* RECORDED DATA *
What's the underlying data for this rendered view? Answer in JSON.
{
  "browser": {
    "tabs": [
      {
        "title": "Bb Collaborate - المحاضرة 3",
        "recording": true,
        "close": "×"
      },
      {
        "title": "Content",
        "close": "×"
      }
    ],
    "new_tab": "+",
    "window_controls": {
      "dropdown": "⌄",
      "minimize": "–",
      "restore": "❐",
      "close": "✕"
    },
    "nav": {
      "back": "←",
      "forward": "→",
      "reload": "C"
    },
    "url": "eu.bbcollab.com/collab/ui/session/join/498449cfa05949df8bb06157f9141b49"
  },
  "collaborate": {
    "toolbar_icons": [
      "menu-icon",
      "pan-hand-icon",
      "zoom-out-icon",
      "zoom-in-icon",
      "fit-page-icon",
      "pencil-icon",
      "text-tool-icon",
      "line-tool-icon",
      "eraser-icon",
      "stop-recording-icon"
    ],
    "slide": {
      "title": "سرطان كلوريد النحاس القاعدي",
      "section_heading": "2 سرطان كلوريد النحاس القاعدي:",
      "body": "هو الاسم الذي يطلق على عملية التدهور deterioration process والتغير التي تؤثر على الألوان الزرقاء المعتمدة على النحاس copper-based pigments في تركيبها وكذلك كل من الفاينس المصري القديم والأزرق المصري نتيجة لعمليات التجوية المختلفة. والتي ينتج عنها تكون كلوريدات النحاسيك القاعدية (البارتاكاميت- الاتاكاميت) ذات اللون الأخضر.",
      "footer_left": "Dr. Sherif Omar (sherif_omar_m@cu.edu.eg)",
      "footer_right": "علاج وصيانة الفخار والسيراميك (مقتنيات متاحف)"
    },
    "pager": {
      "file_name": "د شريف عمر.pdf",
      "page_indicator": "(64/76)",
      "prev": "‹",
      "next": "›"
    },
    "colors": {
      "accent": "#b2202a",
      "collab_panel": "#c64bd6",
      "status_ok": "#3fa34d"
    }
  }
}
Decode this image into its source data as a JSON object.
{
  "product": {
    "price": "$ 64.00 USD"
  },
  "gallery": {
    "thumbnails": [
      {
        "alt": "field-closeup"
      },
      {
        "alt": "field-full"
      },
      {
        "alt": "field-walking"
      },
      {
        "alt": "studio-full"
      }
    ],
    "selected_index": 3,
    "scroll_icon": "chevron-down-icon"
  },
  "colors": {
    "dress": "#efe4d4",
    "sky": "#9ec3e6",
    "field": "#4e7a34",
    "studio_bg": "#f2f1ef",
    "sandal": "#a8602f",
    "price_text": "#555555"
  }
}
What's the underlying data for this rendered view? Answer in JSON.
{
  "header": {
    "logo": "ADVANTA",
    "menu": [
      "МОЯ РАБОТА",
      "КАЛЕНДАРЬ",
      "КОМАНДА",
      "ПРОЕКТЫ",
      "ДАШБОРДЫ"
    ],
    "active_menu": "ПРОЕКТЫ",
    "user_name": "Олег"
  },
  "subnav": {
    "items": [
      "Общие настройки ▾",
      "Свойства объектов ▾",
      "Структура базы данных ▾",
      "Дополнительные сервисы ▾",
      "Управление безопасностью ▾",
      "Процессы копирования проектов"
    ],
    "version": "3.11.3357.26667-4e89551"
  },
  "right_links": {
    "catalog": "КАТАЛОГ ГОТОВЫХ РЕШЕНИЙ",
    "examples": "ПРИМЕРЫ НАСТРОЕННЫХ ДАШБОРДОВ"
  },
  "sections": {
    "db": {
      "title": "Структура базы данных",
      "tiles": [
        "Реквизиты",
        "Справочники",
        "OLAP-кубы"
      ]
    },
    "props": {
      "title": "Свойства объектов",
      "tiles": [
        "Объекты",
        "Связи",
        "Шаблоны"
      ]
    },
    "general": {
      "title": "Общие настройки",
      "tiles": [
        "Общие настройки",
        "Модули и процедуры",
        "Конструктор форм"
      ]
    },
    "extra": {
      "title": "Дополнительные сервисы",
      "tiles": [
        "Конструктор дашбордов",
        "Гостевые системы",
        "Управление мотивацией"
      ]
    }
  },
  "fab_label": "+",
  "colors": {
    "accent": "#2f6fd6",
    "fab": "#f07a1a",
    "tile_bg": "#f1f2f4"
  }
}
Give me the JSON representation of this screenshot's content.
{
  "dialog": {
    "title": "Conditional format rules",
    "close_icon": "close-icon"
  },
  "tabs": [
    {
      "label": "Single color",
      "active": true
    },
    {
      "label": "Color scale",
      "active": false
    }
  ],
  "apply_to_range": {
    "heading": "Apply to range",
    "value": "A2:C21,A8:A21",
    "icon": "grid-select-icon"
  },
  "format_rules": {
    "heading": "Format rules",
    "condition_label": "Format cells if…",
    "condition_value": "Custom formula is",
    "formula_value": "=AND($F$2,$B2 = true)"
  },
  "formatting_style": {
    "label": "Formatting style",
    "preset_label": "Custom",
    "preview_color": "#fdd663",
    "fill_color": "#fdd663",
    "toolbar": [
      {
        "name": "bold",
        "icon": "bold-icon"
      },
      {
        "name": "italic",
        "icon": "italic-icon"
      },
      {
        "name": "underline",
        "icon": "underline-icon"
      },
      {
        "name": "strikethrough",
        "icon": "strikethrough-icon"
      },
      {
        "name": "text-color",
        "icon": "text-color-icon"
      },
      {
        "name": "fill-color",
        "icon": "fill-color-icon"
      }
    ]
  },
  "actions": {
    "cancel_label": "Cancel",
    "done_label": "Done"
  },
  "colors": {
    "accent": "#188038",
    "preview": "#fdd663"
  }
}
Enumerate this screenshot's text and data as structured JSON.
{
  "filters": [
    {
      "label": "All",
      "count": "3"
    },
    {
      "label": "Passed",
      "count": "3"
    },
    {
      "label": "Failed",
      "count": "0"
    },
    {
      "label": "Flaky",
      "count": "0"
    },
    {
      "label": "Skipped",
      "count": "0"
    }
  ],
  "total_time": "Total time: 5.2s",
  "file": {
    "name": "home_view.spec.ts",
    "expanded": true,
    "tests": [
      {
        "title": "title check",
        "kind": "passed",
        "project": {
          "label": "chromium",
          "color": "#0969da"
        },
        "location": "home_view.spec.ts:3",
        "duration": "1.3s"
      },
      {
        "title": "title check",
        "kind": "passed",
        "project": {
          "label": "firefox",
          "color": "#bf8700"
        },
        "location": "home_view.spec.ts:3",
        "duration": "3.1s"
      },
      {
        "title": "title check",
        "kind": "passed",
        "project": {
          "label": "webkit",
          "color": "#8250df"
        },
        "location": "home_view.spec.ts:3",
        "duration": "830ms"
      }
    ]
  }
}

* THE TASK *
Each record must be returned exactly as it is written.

* RESULT *
What's the underlying data for this rendered view? Answer in JSON.
{
  "browser": {
    "tabs": [
      {
        "title": "Bb Collaborate - المحاضرة 3",
        "recording": true,
        "close": "×"
      },
      {
        "title": "Content",
        "close": "×"
      }
    ],
    "new_tab": "+",
    "window_controls": {
      "dropdown": "⌄",
      "minimize": "–",
      "restore": "❐",
      "close": "✕"
    },
    "nav": {
      "back": "←",
      "forward": "→",
      "reload": "C"
    },
    "url": "eu.bbcollab.com/collab/ui/session/join/498449cfa05949df8bb06157f9141b49"
  },
  "collaborate": {
    "toolbar_icons": [
      "menu-icon",
      "pan-hand-icon",
      "zoom-out-icon",
      "zoom-in-icon",
      "fit-page-icon",
      "pencil-icon",
      "text-tool-icon",
      "line-tool-icon",
      "eraser-icon",
      "stop-recording-icon"
    ],
    "slide": {
      "title": "سرطان كلوريد النحاس القاعدي",
      "section_heading": "2 سرطان كلوريد النحاس القاعدي:",
      "body": "هو الاسم الذي يطلق على عملية التدهور deterioration process والتغير التي تؤثر على الألوان الزرقاء المعتمدة على النحاس copper-based pigments في تركيبها وكذلك كل من الفاينس المصري القديم والأزرق المصري نتيجة لعمليات التجوية المختلفة. والتي ينتج عنها تكون كلوريدات النحاسيك القاعدية (البارتاكاميت- الاتاكاميت) ذات اللون الأخضر.",
      "footer_left": "Dr. Sherif Omar (sherif_omar_m@cu.edu.eg)",
      "footer_right": "علاج وصيانة الفخار والسيراميك (مقتنيات متاحف)"
    },
    "pager": {
      "file_name": "د شريف عمر.pdf",
      "page_indicator": "(64/76)",
      "prev": "‹",
      "next": "›"
    },
    "colors": {
      "accent": "#b2202a",
      "collab_panel": "#c64bd6",
      "status_ok": "#3fa34d"
    }
  }
}
Decode this image into its source data as a JSON object.
{
  "product": {
    "price": "$ 64.00 USD"
  },
  "gallery": {
    "thumbnails": [
      {
        "alt": "field-closeup"
      },
      {
        "alt": "field-full"
      },
      {
        "alt": "field-walking"
      },
      {
        "alt": "studio-full"
      }
    ],
    "selected_index": 3,
    "scroll_icon": "chevron-down-icon"
  },
  "colors": {
    "dress": "#efe4d4",
    "sky": "#9ec3e6",
    "field": "#4e7a34",
    "studio_bg": "#f2f1ef",
    "sandal": "#a8602f",
    "price_text": "#555555"
  }
}
What's the underlying data for this rendered view? Answer in JSON.
{
  "header": {
    "logo": "ADVANTA",
    "menu": [
      "МОЯ РАБОТА",
      "КАЛЕНДАРЬ",
      "КОМАНДА",
      "ПРОЕКТЫ",
      "ДАШБОРДЫ"
    ],
    "active_menu": "ПРОЕКТЫ",
    "user_name": "Олег"
  },
  "subnav": {
    "items": [
      "Общие настройки ▾",
      "Свойства объектов ▾",
      "Структура базы данных ▾",
      "Дополнительные сервисы ▾",
      "Управление безопасностью ▾",
      "Процессы копирования проектов"
    ],
    "version": "3.11.3357.26667-4e89551"
  },
  "right_links": {
    "catalog": "КАТАЛОГ ГОТОВЫХ РЕШЕНИЙ",
    "examples": "ПРИМЕРЫ НАСТРОЕННЫХ ДАШБОРДОВ"
  },
  "sections": {
    "db": {
      "title": "Структура базы данных",
      "tiles": [
        "Реквизиты",
        "Справочники",
        "OLAP-кубы"
      ]
    },
    "props": {
      "title": "Свойства объектов",
      "tiles": [
        "Объекты",
        "Связи",
        "Шаблоны"
      ]
    },
    "general": {
      "title": "Общие настройки",
      "tiles": [
        "Общие настройки",
        "Модули и процедуры",
        "Конструктор форм"
      ]
    },
    "extra": {
      "title": "Дополнительные сервисы",
      "tiles": [
        "Конструктор дашбордов",
        "Гостевые системы",
        "Управление мотивацией"
      ]
    }
  },
  "fab_label": "+",
  "colors": {
    "accent": "#2f6fd6",
    "fab": "#f07a1a",
    "tile_bg": "#f1f2f4"
  }
}
Give me the JSON representation of this screenshot's content.
{
  "dialog": {
    "title": "Conditional format rules",
    "close_icon": "close-icon"
  },
  "tabs": [
    {
      "label": "Single color",
      "active": true
    },
    {
      "label": "Color scale",
      "active": false
    }
  ],
  "apply_to_range": {
    "heading": "Apply to range",
    "value": "A2:C21,A8:A21",
    "icon": "grid-select-icon"
  },
  "format_rules": {
    "heading": "Format rules",
    "condition_label": "Format cells if…",
    "condition_value": "Custom formula is",
    "formula_value": "=AND($F$2,$B2 = true)"
  },
  "formatting_style": {
    "label": "Formatting style",
    "preset_label": "Custom",
    "preview_color": "#fdd663",
    "fill_color": "#fdd663",
    "toolbar": [
      {
        "name": "bold",
        "icon": "bold-icon"
      },
      {
        "name": "italic",
        "icon": "italic-icon"
      },
      {
        "name": "underline",
        "icon": "underline-icon"
      },
      {
        "name": "strikethrough",
        "icon": "strikethrough-icon"
      },
      {
        "name": "text-color",
        "icon": "text-color-icon"
      },
      {
        "name": "fill-color",
        "icon": "fill-color-icon"
      }
    ]
  },
  "actions": {
    "cancel_label": "Cancel",
    "done_label": "Done"
  },
  "colors": {
    "accent": "#188038",
    "preview": "#fdd663"
  }
}
Enumerate this screenshot's text and data as structured JSON.
{
  "filters": [
    {
      "label": "All",
      "count": "3"
    },
    {
      "label": "Passed",
      "count": "3"
    },
    {
      "label": "Failed",
      "count": "0"
    },
    {
      "label": "Flaky",
      "count": "0"
    },
    {
      "label": "Skipped",
      "count": "0"
    }
  ],
  "total_time": "Total time: 5.2s",
  "file": {
    "name": "home_view.spec.ts",
    "expanded": true,
    "tests": [
      {
        "title": "title check",
        "kind": "passed",
        "project": {
          "label": "chromium",
          "color": "#0969da"
        },
        "location": "home_view.spec.ts:3",
        "duration": "1.3s"
      },
      {
        "title": "title check",
        "kind": "passed",
        "project": {
          "label": "firefox",
          "color": "#bf8700"
        },
        "location": "home_view.spec.ts:3",
        "duration": "3.1s"
      },
      {
        "title": "title check",
        "kind": "passed",
        "project": {
          "label": "webkit",
          "color": "#8250df"
        },
        "location": "home_view.spec.ts:3",
        "duration": "830ms"
      }
    ]
  }
}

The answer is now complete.